◆ Dataset rows describing interfaces
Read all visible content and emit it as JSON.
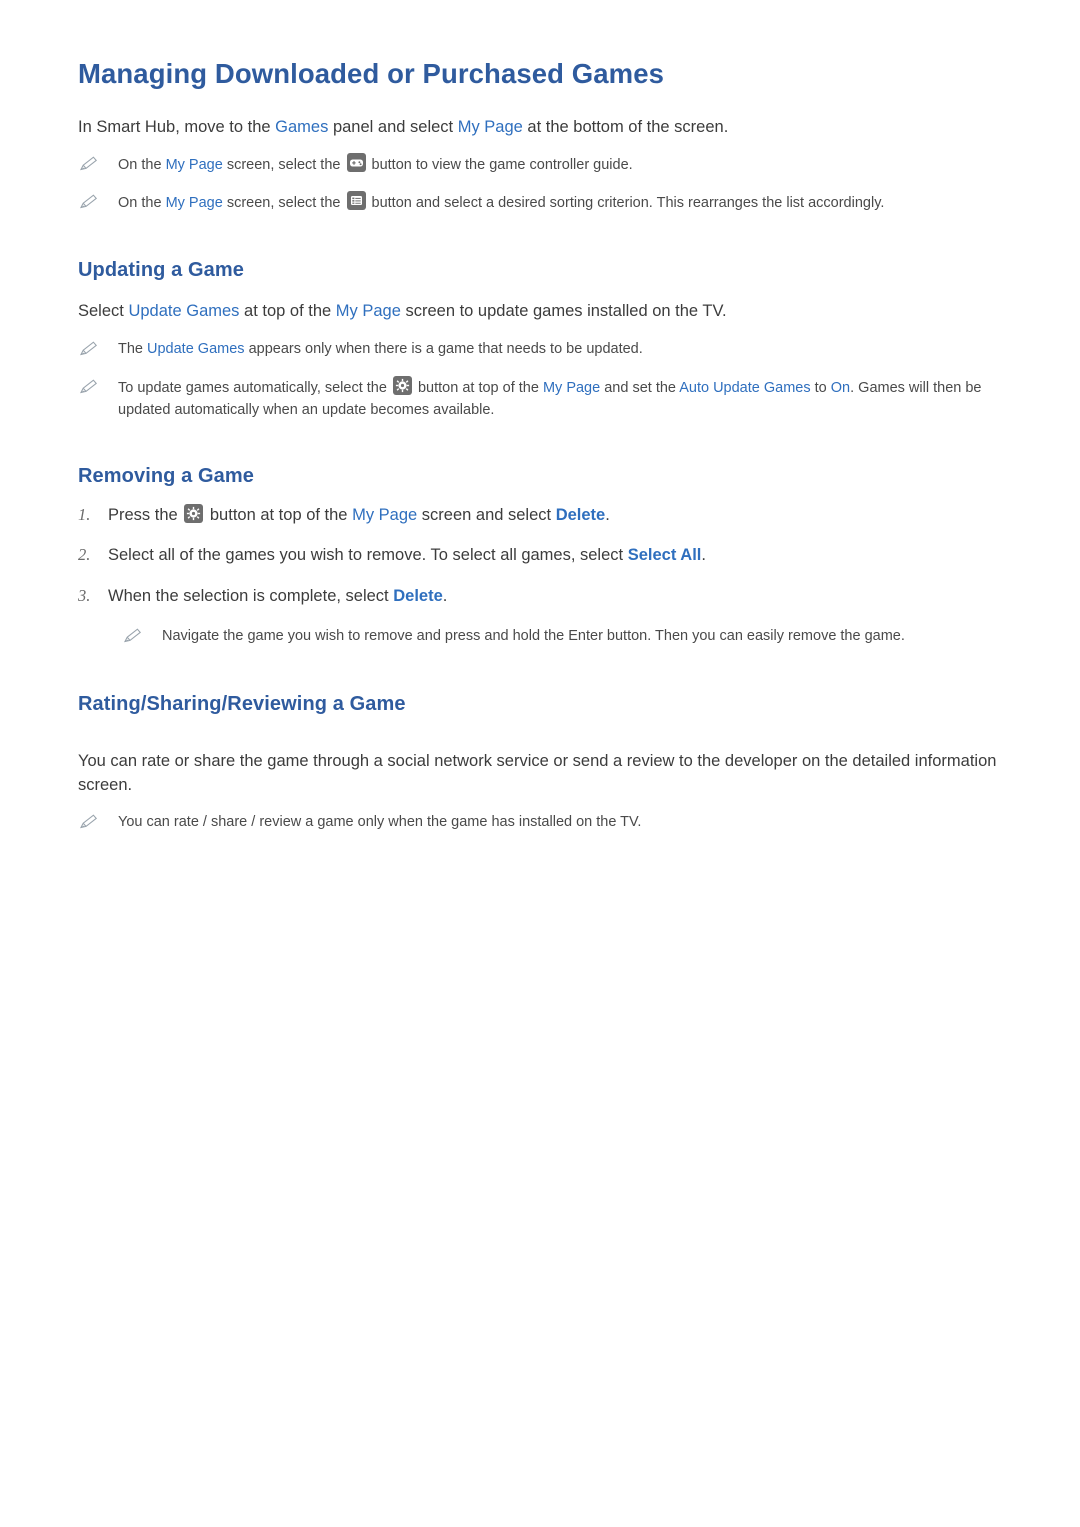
{
  "document": {
    "title": "Managing Downloaded or Purchased Games",
    "intro": {
      "part1": "In Smart Hub, move to the ",
      "games": "Games",
      "part2": " panel and select ",
      "my_page": "My Page",
      "part3": " at the bottom of the screen."
    },
    "intro_notes": [
      {
        "part1": "On the ",
        "my_page": "My Page",
        "part2": " screen, select the ",
        "icon": "gamepad-icon",
        "part3": " button to view the game controller guide."
      },
      {
        "part1": "On the ",
        "my_page": "My Page",
        "part2": " screen, select the ",
        "icon": "list-icon",
        "part3": " button and select a desired sorting criterion. This rearranges the list accordingly."
      }
    ],
    "sections": [
      {
        "heading": "Updating a Game",
        "lead": {
          "part1": "Select ",
          "update_games": "Update Games",
          "part2": " at top of the ",
          "my_page": "My Page",
          "part3": " screen to update games installed on the TV."
        },
        "notes": [
          {
            "part1": "The ",
            "update_games": "Update Games",
            "part2": " appears only when there is a game that needs to be updated."
          },
          {
            "part1": "To update games automatically, select the ",
            "icon": "gear-icon",
            "part2": " button at top of the ",
            "my_page": "My Page",
            "part3": " and set the ",
            "auto_update": "Auto Update Games",
            "part4": " to ",
            "on": "On",
            "part5": ". Games will then be updated automatically when an update becomes available."
          }
        ]
      },
      {
        "heading": "Removing a Game",
        "steps": [
          {
            "num": "1.",
            "part1": "Press the ",
            "icon": "gear-icon",
            "part2": " button at top of the ",
            "my_page": "My Page",
            "part3": " screen and select ",
            "delete": "Delete",
            "part4": "."
          },
          {
            "num": "2.",
            "part1": "Select all of the games you wish to remove. To select all games, select ",
            "select_all": "Select All",
            "part2": "."
          },
          {
            "num": "3.",
            "part1": "When the selection is complete, select ",
            "delete": "Delete",
            "part2": "."
          }
        ],
        "notes": [
          {
            "text": "Navigate the game you wish to remove and press and hold the Enter button. Then you can easily remove the game."
          }
        ]
      },
      {
        "heading": "Rating/Sharing/Reviewing a Game",
        "lead_plain": "You can rate or share the game through a social network service or send a review to the developer on the detailed information screen.",
        "notes": [
          {
            "text": "You can rate / share / review a game only when the game has installed on the TV."
          }
        ]
      }
    ],
    "colors": {
      "heading": "#2f5b9e",
      "link": "#2f6fbe",
      "body": "#3c3c3c",
      "note": "#4a4a4a",
      "icon_bg": "#6e6e6e"
    }
  }
}
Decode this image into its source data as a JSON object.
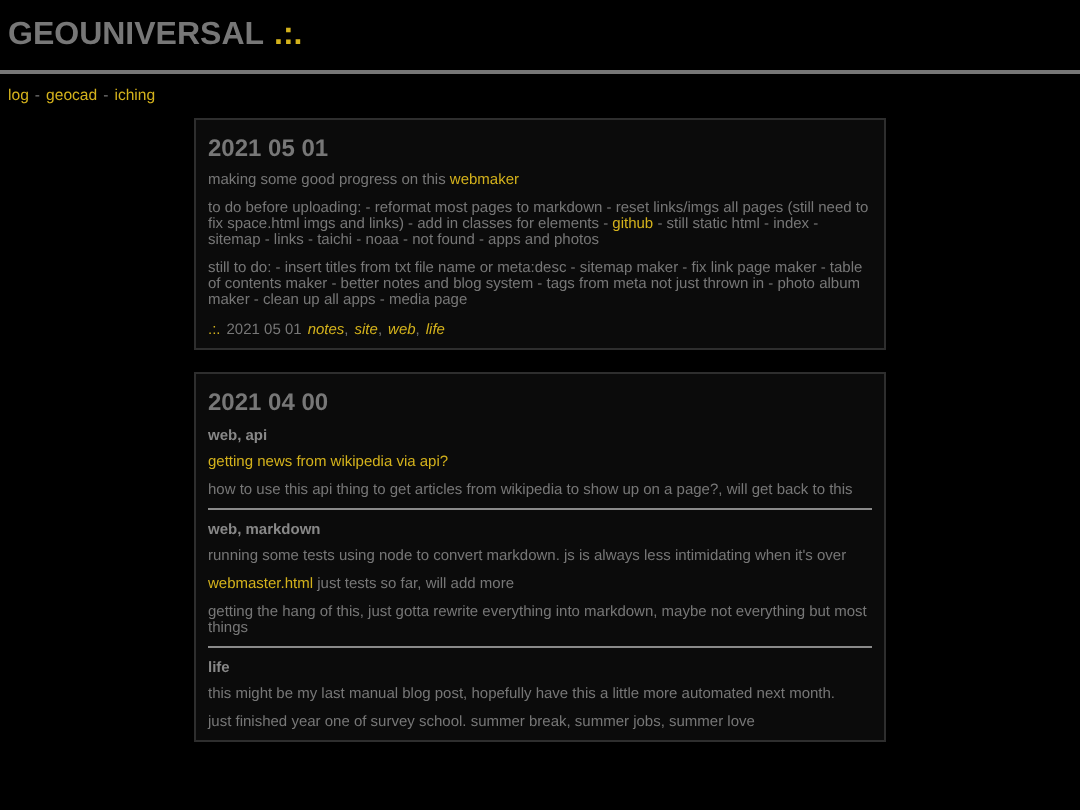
{
  "header": {
    "title": "GEOUNIVERSAL",
    "mark": ".:."
  },
  "nav": {
    "separator": "-",
    "items": [
      {
        "label": "log"
      },
      {
        "label": "geocad"
      },
      {
        "label": "iching"
      }
    ]
  },
  "posts": [
    {
      "date": "2021 05 01",
      "sections": [
        {
          "paragraphs": [
            [
              {
                "kind": "text",
                "text": "making some good progress on this"
              },
              {
                "kind": "link",
                "text": "webmaker"
              }
            ],
            [
              {
                "kind": "text",
                "text": "to do before uploading: - reformat most pages to markdown - reset links/imgs all pages (still need to fix space.html imgs and links) - add in classes for elements -"
              },
              {
                "kind": "link",
                "text": "github"
              },
              {
                "kind": "text",
                "text": "- still static html - index - sitemap - links - taichi - noaa - not found - apps and photos"
              }
            ],
            [
              {
                "kind": "text",
                "text": "still to do: - insert titles from txt file name or meta:desc - sitemap maker - fix link page maker - table of contents maker - better notes and blog system - tags from meta not just thrown in - photo album maker - clean up all apps - media page"
              }
            ]
          ]
        }
      ],
      "footer": {
        "mark": ".:.",
        "date": "2021 05 01",
        "tag_separator": ",",
        "tags": [
          "notes",
          "site",
          "web",
          "life"
        ]
      }
    },
    {
      "date": "2021 04 00",
      "sections": [
        {
          "heading": "web, api",
          "paragraphs": [
            [
              {
                "kind": "link",
                "text": "getting news from wikipedia via api?"
              }
            ],
            [
              {
                "kind": "text",
                "text": "how to use this api thing to get articles from wikipedia to show up on a page?, will get back to this"
              }
            ]
          ]
        },
        {
          "heading": "web, markdown",
          "paragraphs": [
            [
              {
                "kind": "text",
                "text": "running some tests using node to convert markdown. js is always less intimidating when it's over"
              }
            ],
            [
              {
                "kind": "link",
                "text": "webmaster.html"
              },
              {
                "kind": "text",
                "text": "just tests so far, will add more"
              }
            ],
            [
              {
                "kind": "text",
                "text": "getting the hang of this, just gotta rewrite everything into markdown, maybe not everything but most things"
              }
            ]
          ]
        },
        {
          "heading": "life",
          "paragraphs": [
            [
              {
                "kind": "text",
                "text": "this might be my last manual blog post, hopefully have this a little more automated next month."
              }
            ],
            [
              {
                "kind": "text",
                "text": "just finished year one of survey school. summer break, summer jobs, summer love"
              }
            ]
          ]
        }
      ]
    }
  ]
}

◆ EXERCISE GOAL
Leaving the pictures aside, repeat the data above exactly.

◆ RESULT
Read all visible content and emit it as JSON.
{
  "document": {
    "title": "Managing Downloaded or Purchased Games",
    "intro": {
      "part1": "In Smart Hub, move to the ",
      "games": "Games",
      "part2": " panel and select ",
      "my_page": "My Page",
      "part3": " at the bottom of the screen."
    },
    "intro_notes": [
      {
        "part1": "On the ",
        "my_page": "My Page",
        "part2": " screen, select the ",
        "icon": "gamepad-icon",
        "part3": " button to view the game controller guide."
      },
      {
        "part1": "On the ",
        "my_page": "My Page",
        "part2": " screen, select the ",
        "icon": "list-icon",
        "part3": " button and select a desired sorting criterion. This rearranges the list accordingly."
      }
    ],
    "sections": [
      {
        "heading": "Updating a Game",
        "lead": {
          "part1": "Select ",
          "update_games": "Update Games",
          "part2": " at top of the ",
          "my_page": "My Page",
          "part3": " screen to update games installed on the TV."
        },
        "notes": [
          {
            "part1": "The ",
            "update_games": "Update Games",
            "part2": " appears only when there is a game that needs to be updated."
          },
          {
            "part1": "To update games automatically, select the ",
            "icon": "gear-icon",
            "part2": " button at top of the ",
            "my_page": "My Page",
            "part3": " and set the ",
            "auto_update": "Auto Update Games",
            "part4": " to ",
            "on": "On",
            "part5": ". Games will then be updated automatically when an update becomes available."
          }
        ]
      },
      {
        "heading": "Removing a Game",
        "steps": [
          {
            "num": "1.",
            "part1": "Press the ",
            "icon": "gear-icon",
            "part2": " button at top of the ",
            "my_page": "My Page",
            "part3": " screen and select ",
            "delete": "Delete",
            "part4": "."
          },
          {
            "num": "2.",
            "part1": "Select all of the games you wish to remove. To select all games, select ",
            "select_all": "Select All",
            "part2": "."
          },
          {
            "num": "3.",
            "part1": "When the selection is complete, select ",
            "delete": "Delete",
            "part2": "."
          }
        ],
        "notes": [
          {
            "text": "Navigate the game you wish to remove and press and hold the Enter button. Then you can easily remove the game."
          }
        ]
      },
      {
        "heading": "Rating/Sharing/Reviewing a Game",
        "lead_plain": "You can rate or share the game through a social network service or send a review to the developer on the detailed information screen.",
        "notes": [
          {
            "text": "You can rate / share / review a game only when the game has installed on the TV."
          }
        ]
      }
    ],
    "colors": {
      "heading": "#2f5b9e",
      "link": "#2f6fbe",
      "body": "#3c3c3c",
      "note": "#4a4a4a",
      "icon_bg": "#6e6e6e"
    }
  }
}
Decode this image into its source data as a JSON object.
{
  "header": {
    "title": "GEOUNIVERSAL",
    "mark": ".:."
  },
  "nav": {
    "separator": "-",
    "items": [
      {
        "label": "log"
      },
      {
        "label": "geocad"
      },
      {
        "label": "iching"
      }
    ]
  },
  "posts": [
    {
      "date": "2021 05 01",
      "sections": [
        {
          "paragraphs": [
            [
              {
                "kind": "text",
                "text": "making some good progress on this"
              },
              {
                "kind": "link",
                "text": "webmaker"
              }
            ],
            [
              {
                "kind": "text",
                "text": "to do before uploading: - reformat most pages to markdown - reset links/imgs all pages (still need to fix space.html imgs and links) - add in classes for elements -"
              },
              {
                "kind": "link",
                "text": "github"
              },
              {
                "kind": "text",
                "text": "- still static html - index - sitemap - links - taichi - noaa - not found - apps and photos"
              }
            ],
            [
              {
                "kind": "text",
                "text": "still to do: - insert titles from txt file name or meta:desc - sitemap maker - fix link page maker - table of contents maker - better notes and blog system - tags from meta not just thrown in - photo album maker - clean up all apps - media page"
              }
            ]
          ]
        }
      ],
      "footer": {
        "mark": ".:.",
        "date": "2021 05 01",
        "tag_separator": ",",
        "tags": [
          "notes",
          "site",
          "web",
          "life"
        ]
      }
    },
    {
      "date": "2021 04 00",
      "sections": [
        {
          "heading": "web, api",
          "paragraphs": [
            [
              {
                "kind": "link",
                "text": "getting news from wikipedia via api?"
              }
            ],
            [
              {
                "kind": "text",
                "text": "how to use this api thing to get articles from wikipedia to show up on a page?, will get back to this"
              }
            ]
          ]
        },
        {
          "heading": "web, markdown",
          "paragraphs": [
            [
              {
                "kind": "text",
                "text": "running some tests using node to convert markdown. js is always less intimidating when it's over"
              }
            ],
            [
              {
                "kind": "link",
                "text": "webmaster.html"
              },
              {
                "kind": "text",
                "text": "just tests so far, will add more"
              }
            ],
            [
              {
                "kind": "text",
                "text": "getting the hang of this, just gotta rewrite everything into markdown, maybe not everything but most things"
              }
            ]
          ]
        },
        {
          "heading": "life",
          "paragraphs": [
            [
              {
                "kind": "text",
                "text": "this might be my last manual blog post, hopefully have this a little more automated next month."
              }
            ],
            [
              {
                "kind": "text",
                "text": "just finished year one of survey school. summer break, summer jobs, summer love"
              }
            ]
          ]
        }
      ]
    }
  ]
}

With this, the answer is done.